Just as the planning for Parker Party began with a survey, the parent co-chairs conducted a post-event survey to gather feedback. “All of the measures related to inclusion and positive attitudes/perceptions about the event improved exponentially,” said Gary. With this feedback, Lira said he “will find areas for improvement that I plan to review over the summer as I prepare for the next school year’s event schedule.” 

While Lira reported that “those who attended enjoyed the new casual, cocktail reception style format,” not all members of the Parker community agreed. An anonymous Parker parent said that the “best auctions were the ones at Navy Pier…There was an energy created by having them [the entire event] one room rather than spread out this year.” In discussing this year’s event, the parent said, “the auction was decentralized…nobody focused on the live auction and it lost its effectiveness.” 
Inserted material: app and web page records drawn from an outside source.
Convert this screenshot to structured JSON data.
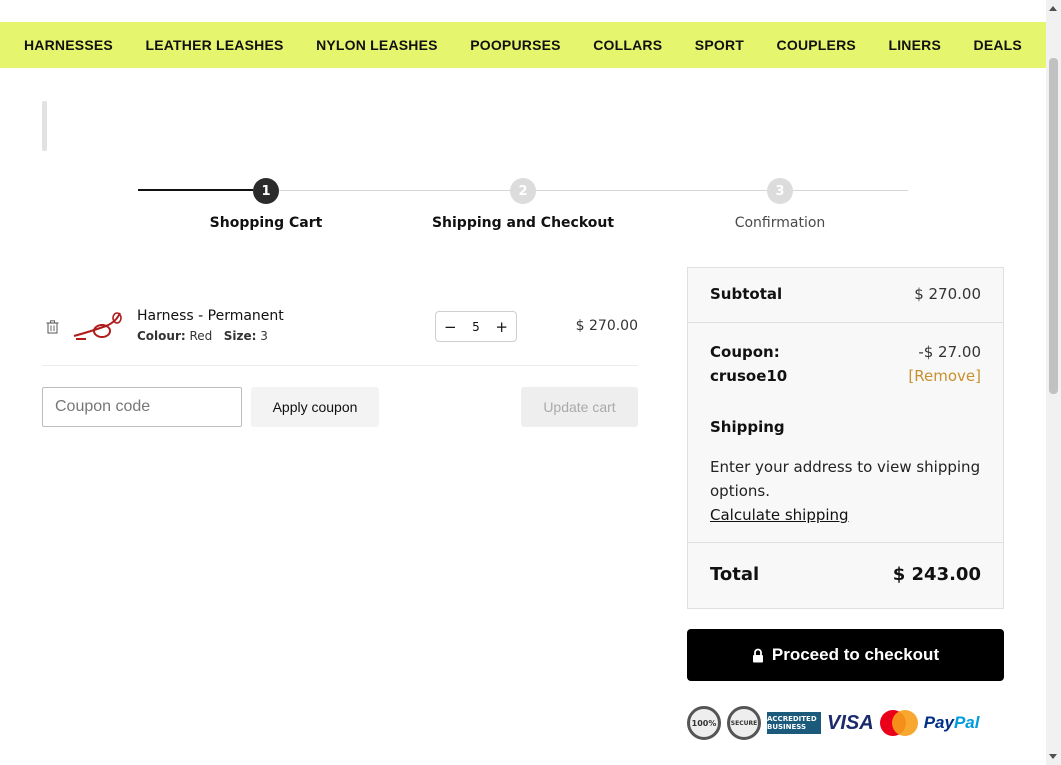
{
  "nav": {
    "items": [
      "HARNESSES",
      "LEATHER LEASHES",
      "NYLON LEASHES",
      "POOPURSES",
      "COLLARS",
      "SPORT",
      "COUPLERS",
      "LINERS",
      "DEALS"
    ]
  },
  "steps": [
    {
      "num": "1",
      "label": "Shopping Cart"
    },
    {
      "num": "2",
      "label": "Shipping and Checkout"
    },
    {
      "num": "3",
      "label": "Confirmation"
    }
  ],
  "cart": {
    "item": {
      "name": "Harness - Permanent",
      "colour_label": "Colour:",
      "colour_value": "Red",
      "size_label": "Size:",
      "size_value": "3",
      "quantity": "5",
      "price": "$ 270.00"
    },
    "coupon_placeholder": "Coupon code",
    "apply_label": "Apply coupon",
    "update_label": "Update cart"
  },
  "summary": {
    "subtotal_label": "Subtotal",
    "subtotal_value": "$ 270.00",
    "coupon_label": "Coupon:",
    "coupon_code": "crusoe10",
    "coupon_value": "-$ 27.00",
    "remove_label": "[Remove]",
    "shipping_label": "Shipping",
    "shipping_text": "Enter your address to view shipping options.",
    "calc_label": "Calculate shipping",
    "total_label": "Total",
    "total_value": "$ 243.00"
  },
  "checkout": {
    "label": "Proceed to checkout",
    "icon": "lock-icon"
  },
  "badges": {
    "seal1": "100%",
    "seal2": "SECURE",
    "bbb": "ACCREDITED BUSINESS",
    "visa": "VISA",
    "mastercard": "MasterCard",
    "paypal_a": "Pay",
    "paypal_b": "Pal"
  }
}
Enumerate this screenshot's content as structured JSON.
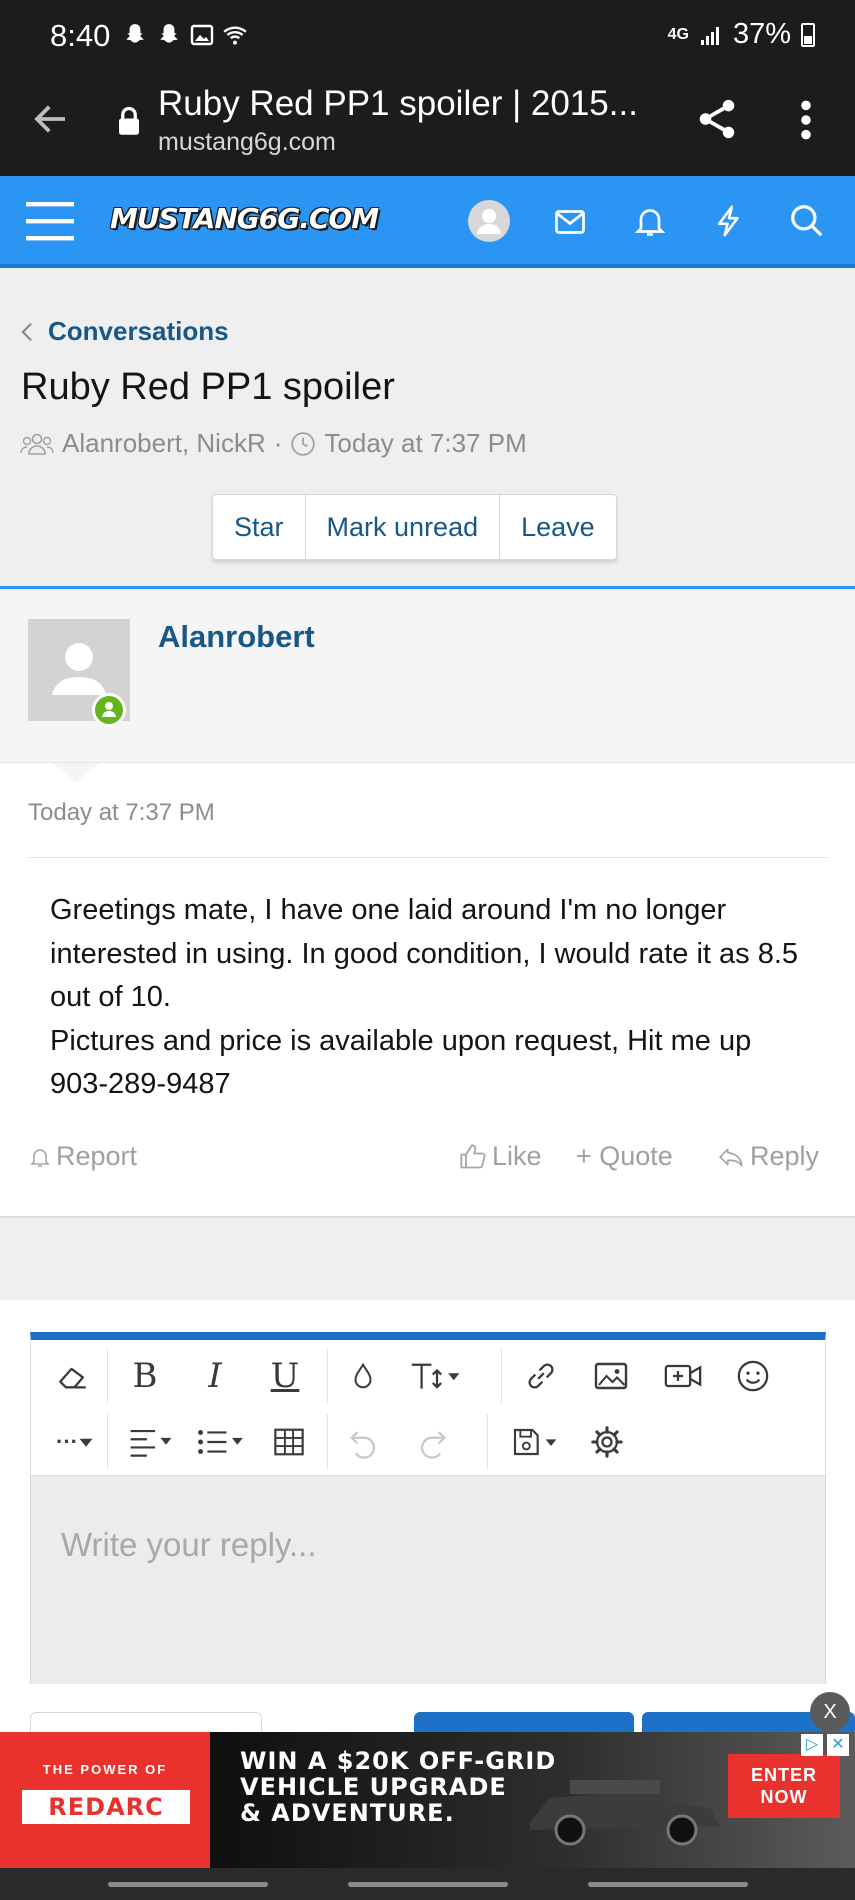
{
  "status_bar": {
    "time": "8:40",
    "network": "4G",
    "battery": "37%"
  },
  "browser": {
    "page_title": "Ruby Red PP1 spoiler | 2015...",
    "domain": "mustang6g.com"
  },
  "site_header": {
    "logo_text": "MUSTANG6G.COM",
    "background_color": "#2a95f3"
  },
  "breadcrumb": {
    "label": "Conversations"
  },
  "conversation": {
    "title": "Ruby Red PP1 spoiler",
    "participants": "Alanrobert, NickR",
    "separator": "·",
    "started": "Today at 7:37 PM",
    "buttons": {
      "star": "Star",
      "mark_unread": "Mark unread",
      "leave": "Leave"
    }
  },
  "message": {
    "author": "Alanrobert",
    "date": "Today at 7:37 PM",
    "body_line1": "Greetings mate, I have one laid around I'm no longer interested in using. In good condition, I would rate it as 8.5 out of 10.",
    "body_line2": "Pictures and price is available upon request, Hit me up 903-289-9487",
    "actions": {
      "report": "Report",
      "like": "Like",
      "quote": "+ Quote",
      "reply": "Reply"
    }
  },
  "editor": {
    "placeholder": "Write your reply...",
    "accent_color": "#1d71c6",
    "toolbar_row1_icons": [
      "eraser-icon",
      "bold-icon",
      "italic-icon",
      "underline-icon",
      "color-drop-icon",
      "font-size-icon",
      "link-icon",
      "image-icon",
      "video-icon",
      "smiley-icon"
    ],
    "toolbar_row2_icons": [
      "more-icon",
      "align-icon",
      "list-icon",
      "table-icon",
      "undo-icon",
      "redo-icon",
      "save-draft-icon",
      "settings-icon"
    ],
    "bold_glyph": "B",
    "italic_glyph": "I",
    "underline_glyph": "U",
    "more_glyph": "···"
  },
  "ad": {
    "tagline": "THE POWER OF",
    "brand": "REDARC",
    "headline_1": "WIN A $20K OFF-GRID",
    "headline_2": "VEHICLE UPGRADE",
    "headline_3": "& ADVENTURE.",
    "cta_1": "ENTER",
    "cta_2": "NOW",
    "close": "X"
  }
}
The long-time parent finished by saying “it was a terrible presentation of an auction at Parker. It was the worst one I’ve seen, and I’ve been going to Parker auctions for fifty years.”

A previous Auction co-chair conveyed a different type of frustration with the Parker Party. “I was disappointed during the Parker Party event when the audience (Parker parents, faculty, staff and guests) didn’t stop talking while the Parker Party Co-Chairs, Development staff, and the Head of the School were presenting,” parent emerita Maggi Valdes Steib ‘84 said over email. 

The event also closed all food and bar service to encourage “undivided attention during [the] brief program,” which included the community appeal and the live auction.

Steib, who co-chaired the Centennial Auction in 2002, noted that since “the community preferred to have a more casual, party-like event, with less emphasis on the auction and live bidding, [the Co-Chairs] found other ways to raise money that extend beyond the actual event.” 

As a means to extend the fundraising aspect of the Parker Party beyond the actual event, fundraising began in December 2021 with the Polar Party Fun Run for Financial Assistance. This year, Lira stated that there were six Parker Party pre-events. In addition to the Fun Run, which raised approximately $48,000 for the Financial Assistance program, other events included wine tasting at Lush in Roscoe Village, shopping at Frankie’s on Clark Street, dinner at Eataly off of Michigan Avenue, and dining days at local restaurants.

These events not only raise funds for Parker’s Financial Assistance program but also have community related purposes. Parker Party Co-Chair Anny Gary said that these events “were definitely intended to generate engagement and inclusion.”

For each event, there was both a fundraising and community connection component. The Parker Party Cookie Decorating party, which cost $20 per kit to attend, welcomed both parents and students into the Parker cafeteria – a first for many families since the onset of the pandemic – to decorate heart shaped cookies. For those unable to attend or concerned about large group gatherings, parents were also offered the option to purchase a $20 “to go kit” for cookie decorating.

Following the event, Lira said there are eight planned post-Parker Party events. “These are all geared toward Lower, Intermediate and Middle School students,” Lira said. Certain of these smaller fundraising events remained open for registration after the Parker Party. 

These events included faculty experiences, such as “Biking and Tacos with Mr. Fuder, Mr. Shaker, and Mr. Stanton” for $50 per participating student, and parent driven events, such as “Top Golf and Brunch” for $125 per participating parent. “The Power of Change,” a program in which families can donate spare change at Parker, will remain in the Front Alcove through the end of May.